- _THE DATA_
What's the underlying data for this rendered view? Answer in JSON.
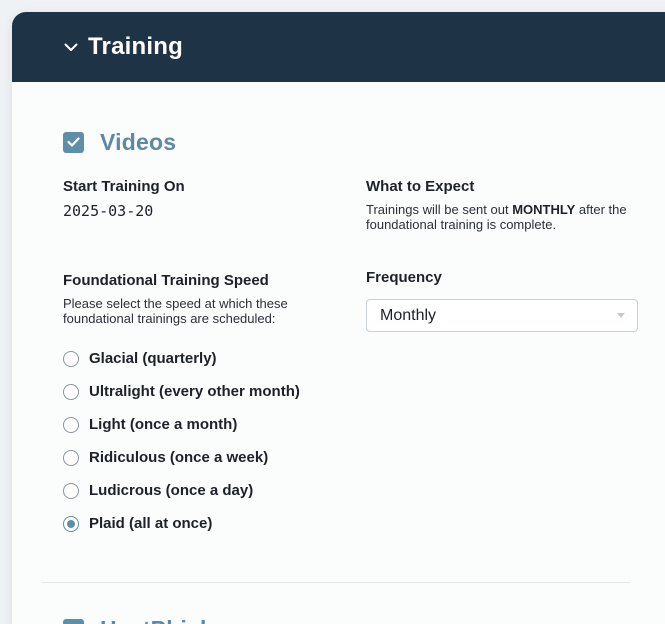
{
  "header": {
    "title": "Training",
    "icon": "chevron-down-icon"
  },
  "section": {
    "title": "Videos",
    "checked": true,
    "start": {
      "label": "Start Training On",
      "value": "2025-03-20"
    },
    "expect": {
      "label": "What to Expect",
      "text_before": "Trainings will be sent out ",
      "text_bold": "MONTHLY",
      "text_after": " after the foundational training is complete."
    },
    "speed": {
      "label": "Foundational Training Speed",
      "desc": "Please select the speed at which these foundational trainings are scheduled:",
      "options": [
        {
          "label": "Glacial (quarterly)",
          "checked": false
        },
        {
          "label": "Ultralight (every other month)",
          "checked": false
        },
        {
          "label": "Light (once a month)",
          "checked": false
        },
        {
          "label": "Ridiculous (once a week)",
          "checked": false
        },
        {
          "label": "Ludicrous (once a day)",
          "checked": false
        },
        {
          "label": "Plaid (all at once)",
          "checked": true
        }
      ]
    },
    "frequency": {
      "label": "Frequency",
      "value": "Monthly"
    }
  },
  "next_section": {
    "title": "HeatPhish",
    "checked": true
  },
  "colors": {
    "header_bg": "#1f3346",
    "accent": "#5f8ea9",
    "section_title": "#5d89a4"
  }
}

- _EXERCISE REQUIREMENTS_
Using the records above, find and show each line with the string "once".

- _RESULT OF THIS EXERCISE_
          "label": "Light (once a month)",
          "label": "Ridiculous (once a week)",
          "label": "Ludicrous (once a day)",
          "label": "Plaid (all at once)",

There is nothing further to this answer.